TASK
Repeat the entries that follow verbatim, without any of their pictures.
----
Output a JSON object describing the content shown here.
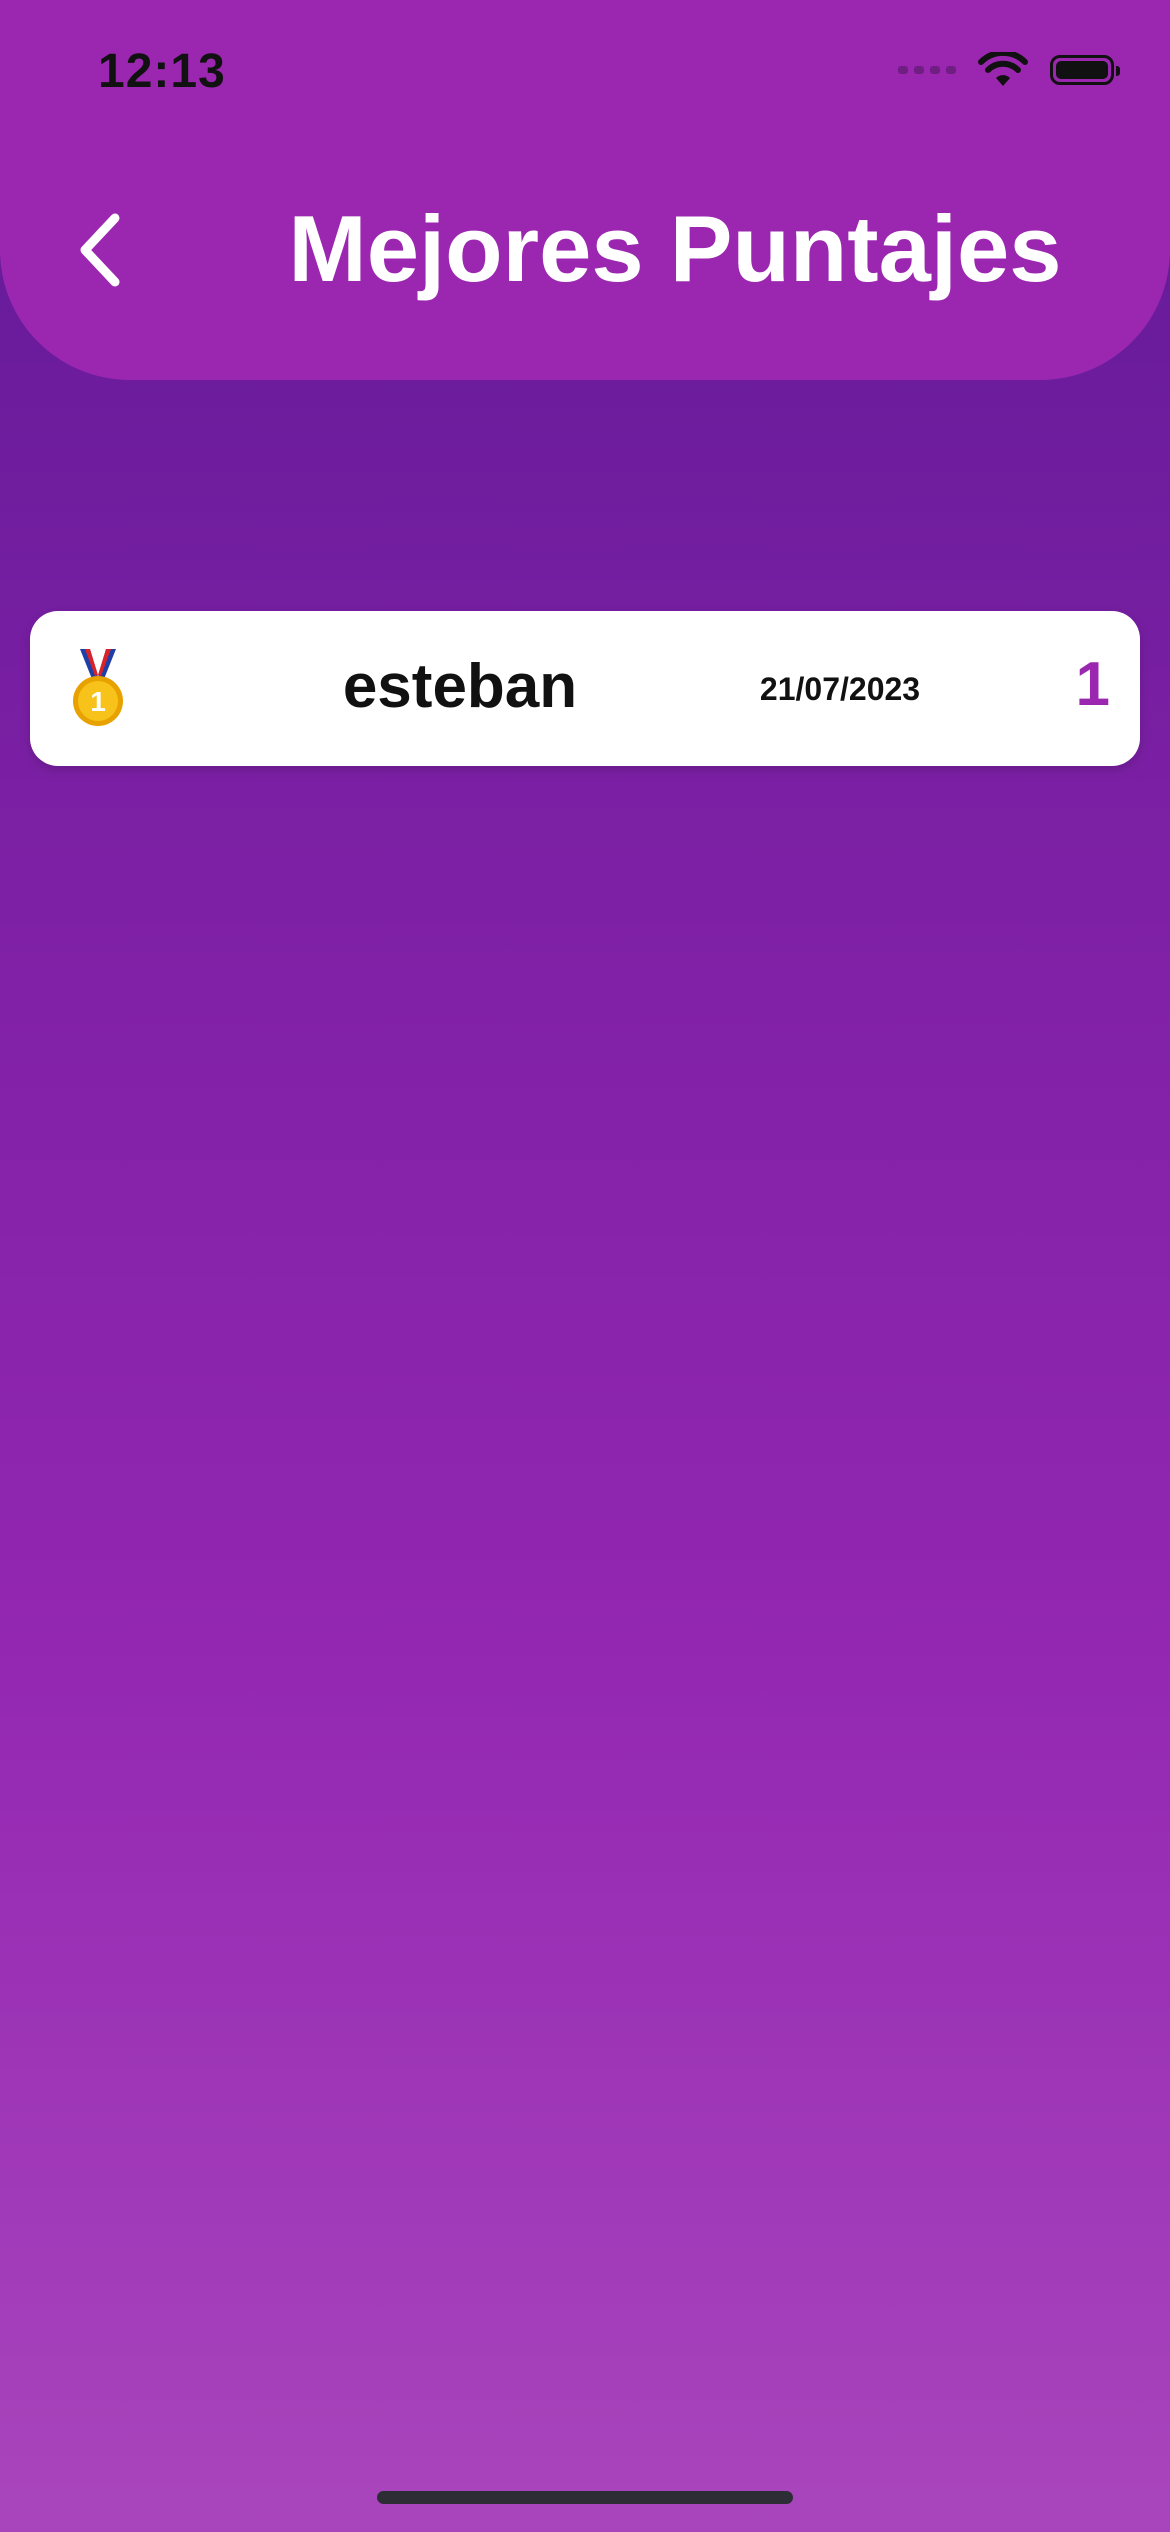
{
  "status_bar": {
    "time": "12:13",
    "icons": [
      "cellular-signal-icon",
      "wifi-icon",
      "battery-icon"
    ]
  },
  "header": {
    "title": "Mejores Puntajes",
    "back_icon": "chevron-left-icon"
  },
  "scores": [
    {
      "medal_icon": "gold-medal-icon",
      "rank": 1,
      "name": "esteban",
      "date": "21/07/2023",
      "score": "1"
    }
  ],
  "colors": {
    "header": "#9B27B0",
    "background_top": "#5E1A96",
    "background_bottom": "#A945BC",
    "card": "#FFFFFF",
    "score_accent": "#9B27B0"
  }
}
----
ANSWER SECTION
Output a JSON object describing the content shown here.
{
  "status_bar": {
    "time": "12:13",
    "icons": [
      "cellular-signal-icon",
      "wifi-icon",
      "battery-icon"
    ]
  },
  "header": {
    "title": "Mejores Puntajes",
    "back_icon": "chevron-left-icon"
  },
  "scores": [
    {
      "medal_icon": "gold-medal-icon",
      "rank": 1,
      "name": "esteban",
      "date": "21/07/2023",
      "score": "1"
    }
  ],
  "colors": {
    "header": "#9B27B0",
    "background_top": "#5E1A96",
    "background_bottom": "#A945BC",
    "card": "#FFFFFF",
    "score_accent": "#9B27B0"
  }
}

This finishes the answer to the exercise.